Passive monitoring versus active monitoring

Traditionally, networks were very static entities and, even if they did require strict network KPIs, measuring service performance was not particularly demanding from a monitoring point of view. At the same time, services were completely aligned with network topology, so monitoring the performance of the physical network – rather than the quality of the service itself – was all that was necessary.

Passive monitoring involves capturing and analysing live network traffic and statistics at a specific point in the network. It may simply include the periodic monitoring of byte and packet transmit and receive numbers or, more typically, detailed, non-real-time analysis of signalling protocols, application use and performance. Passive monitoring is ideally suited to in-depth traffic and protocol analysis in a ‘post-event’ scenario, and for gaining in-depth insight into customer QoE.

Conversely, active monitoring emulates realistic user behaviour to determine potential network performance, rather than examining actual users and data. Emulation occurs in real-time at set intervals to collect and analyse simulated performance data.

A significant benefit of active monitoring is that it provides real-time, complete visibility into the network – although it is simulated behaviour it allows network operators to identify potential problems before a new product launch or before any issues affect users.

Best of both worlds

In essence, active monitoring takes an automated, proactive approach to network troubleshooting by highlighting potential problem areas, while passive monitoring enables real-world, in-depth analysis of network performance on a post-event basis.

The ideal scenario, therefore, is to use both passive and active monitoring, essentially providing the best of both worlds.
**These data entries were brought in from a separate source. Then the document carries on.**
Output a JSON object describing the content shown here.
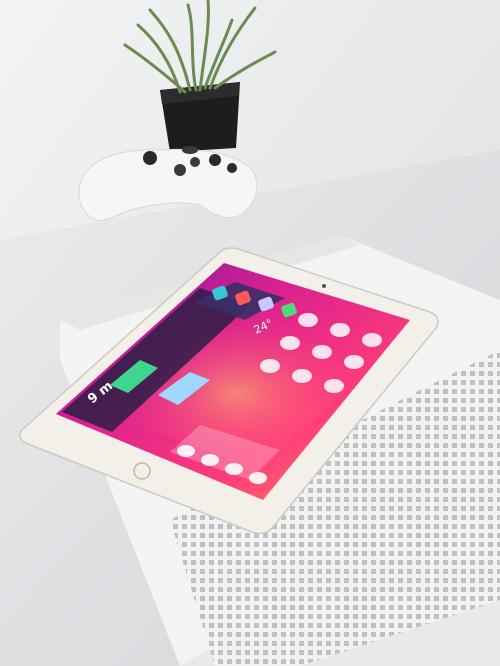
{
  "scene": {
    "subject": "tablet-on-game-console",
    "colors": {
      "wall": "#eceef0",
      "table": "#dfe0e2",
      "console": "#f1f1f1",
      "console_grille": "#c9cacb",
      "controller": "#f7f7f7",
      "plant_pot": "#1f1f1f",
      "plant_leaves": "#6f8f57",
      "tablet_bezel": "#f3f0ea",
      "screen_magenta": "#e0228c",
      "screen_orange": "#ff7a3a",
      "screen_purple": "#7a2bd8",
      "widget_bg": "#2b1f45"
    }
  },
  "tablet": {
    "widgets": {
      "weather_temp": "24°",
      "battery_big": "9 m",
      "button_left": "",
      "button_right": ""
    }
  }
}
Furthermore, in today’s dynamic, virtualised 5G environment the need for constant software upgrades and evolution requires a DevOps approach, embracing continuous development (CD) and continuous integration (CI).

However, one of the challenges of supporting active monitoring in a virtualised environment is that network operators need to be able to test and assure network performance themselves.

When networks were largely hardware-based, network equipment manufacturers would test and assure network equipment and performance. However, in a virtualised environment, and with many services running on private [MG(1] networks, network providers are no longer prepared to support network assurance. This places the onus on network operators and private organisations to perform testing and service level assurance for their own networks. 

Emblasoft Active Monitoring

Emblasoft’s Active Monitoring solution consists of software-based agents that can be installed – dynamically, on-demand – in any network domain to generate real traffic sessions and measure QoS for differentiated services and applications.

Furthermore, Emblasoft Evolver can simulate and monitor realistic traffic at both the user and control plane, and fully supports DevOps practices with extensive automation capabilities.

A wide range of use cases can be supported for end-to-end testing (measuring latency and errors in user applications such as RCS and SMS), and for video or IoT applications.

The nature of network testing and monitoring is fundamentally changing, and CSPs need to embrace active monitoring to ensure QoS and to meet SLAs across a spectrum of cloud-hosted services and applications in both public and private networks.

To find out more about how Emblasoft’s Active Monitoring solution can help you assure KPIs, QoS and service performance in a virtualised and dynamic environment – while fully supporting DevOps practices and test automation capabilities – download our latest white paper here.